> [Provided data]
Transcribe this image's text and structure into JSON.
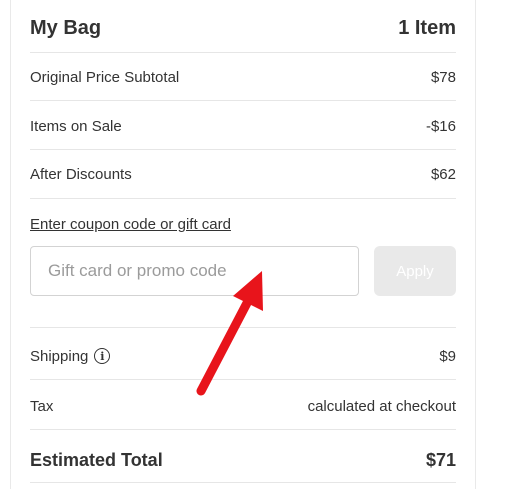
{
  "bag": {
    "title": "My Bag",
    "item_count": "1 Item"
  },
  "summary": {
    "original_label": "Original Price Subtotal",
    "original_value": "$78",
    "sale_label": "Items on Sale",
    "sale_value": "-$16",
    "after_label": "After Discounts",
    "after_value": "$62"
  },
  "coupon": {
    "link_text": "Enter coupon code or gift card",
    "placeholder": "Gift card or promo code",
    "apply_label": "Apply"
  },
  "shipping": {
    "label": "Shipping",
    "info_icon": "info-icon",
    "info_glyph": "i",
    "value": "$9"
  },
  "tax": {
    "label": "Tax",
    "value": "calculated at checkout"
  },
  "total": {
    "label": "Estimated Total",
    "value": "$71"
  },
  "colors": {
    "annotation_arrow": "#e8141b",
    "apply_disabled_bg": "#e9e9e9"
  }
}
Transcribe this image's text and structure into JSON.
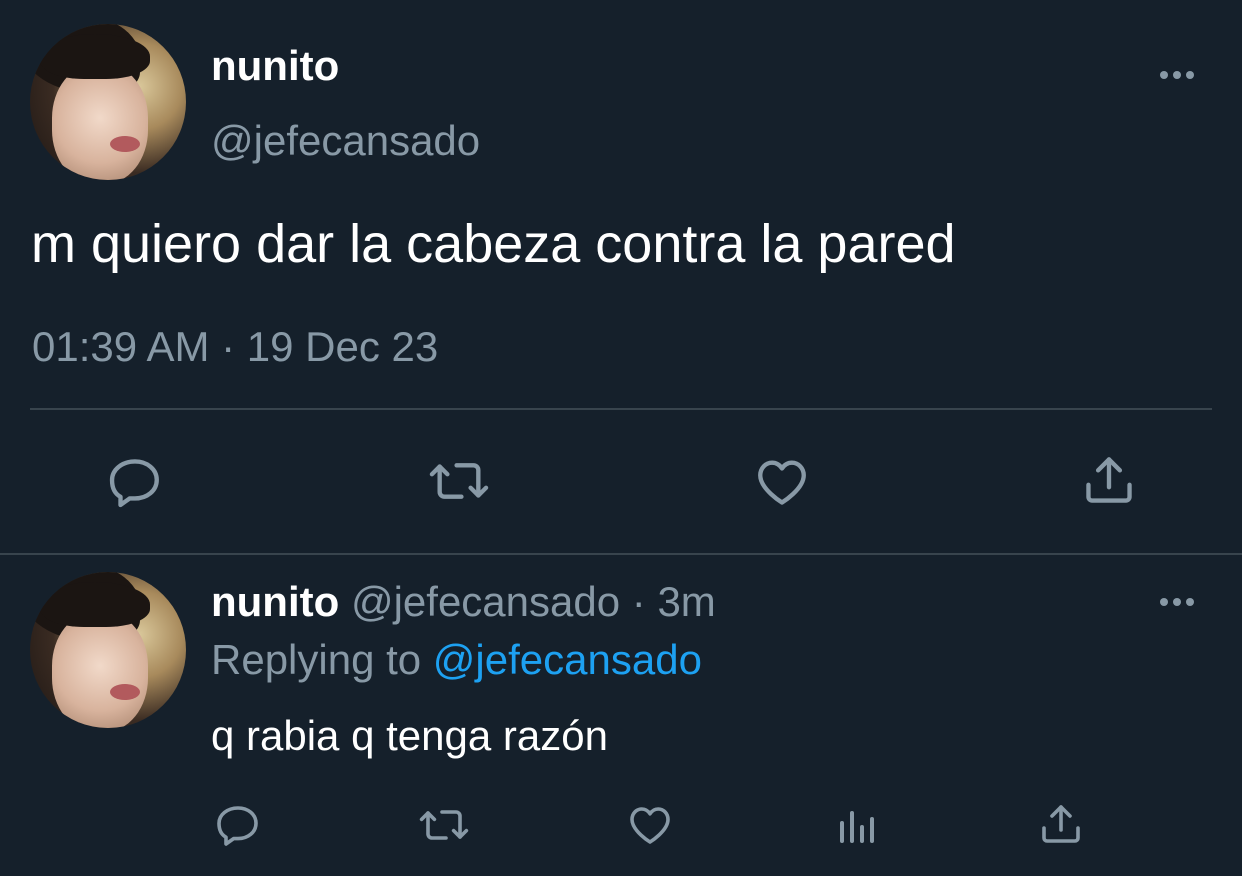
{
  "main_tweet": {
    "display_name": "nunito",
    "handle": "@jefecansado",
    "text": "m quiero dar la cabeza contra la pared",
    "timestamp": "01:39 AM · 19 Dec 23",
    "actions": [
      "reply-icon",
      "retweet-icon",
      "like-icon",
      "share-icon"
    ]
  },
  "reply_tweet": {
    "display_name": "nunito",
    "handle": "@jefecansado",
    "separator": "·",
    "age": "3m",
    "replying_prefix": "Replying to",
    "replying_to": "@jefecansado",
    "text": "q rabia q tenga razón",
    "actions": [
      "reply-icon",
      "retweet-icon",
      "like-icon",
      "analytics-icon",
      "share-icon"
    ]
  },
  "colors": {
    "background": "#15202b",
    "text": "#ffffff",
    "muted": "#8899a6",
    "link": "#1da1f2",
    "divider": "#38444d"
  }
}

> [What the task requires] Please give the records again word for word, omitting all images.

> [Exercise answer]
Transcribe this image's text and structure into JSON.
{
  "bag": {
    "title": "My Bag",
    "item_count": "1 Item"
  },
  "summary": {
    "original_label": "Original Price Subtotal",
    "original_value": "$78",
    "sale_label": "Items on Sale",
    "sale_value": "-$16",
    "after_label": "After Discounts",
    "after_value": "$62"
  },
  "coupon": {
    "link_text": "Enter coupon code or gift card",
    "placeholder": "Gift card or promo code",
    "apply_label": "Apply"
  },
  "shipping": {
    "label": "Shipping",
    "info_icon": "info-icon",
    "info_glyph": "i",
    "value": "$9"
  },
  "tax": {
    "label": "Tax",
    "value": "calculated at checkout"
  },
  "total": {
    "label": "Estimated Total",
    "value": "$71"
  },
  "colors": {
    "annotation_arrow": "#e8141b",
    "apply_disabled_bg": "#e9e9e9"
  }
}
Transcribe this image's text and structure into JSON.
{
  "main_tweet": {
    "display_name": "nunito",
    "handle": "@jefecansado",
    "text": "m quiero dar la cabeza contra la pared",
    "timestamp": "01:39 AM · 19 Dec 23",
    "actions": [
      "reply-icon",
      "retweet-icon",
      "like-icon",
      "share-icon"
    ]
  },
  "reply_tweet": {
    "display_name": "nunito",
    "handle": "@jefecansado",
    "separator": "·",
    "age": "3m",
    "replying_prefix": "Replying to",
    "replying_to": "@jefecansado",
    "text": "q rabia q tenga razón",
    "actions": [
      "reply-icon",
      "retweet-icon",
      "like-icon",
      "analytics-icon",
      "share-icon"
    ]
  },
  "colors": {
    "background": "#15202b",
    "text": "#ffffff",
    "muted": "#8899a6",
    "link": "#1da1f2",
    "divider": "#38444d"
  }
}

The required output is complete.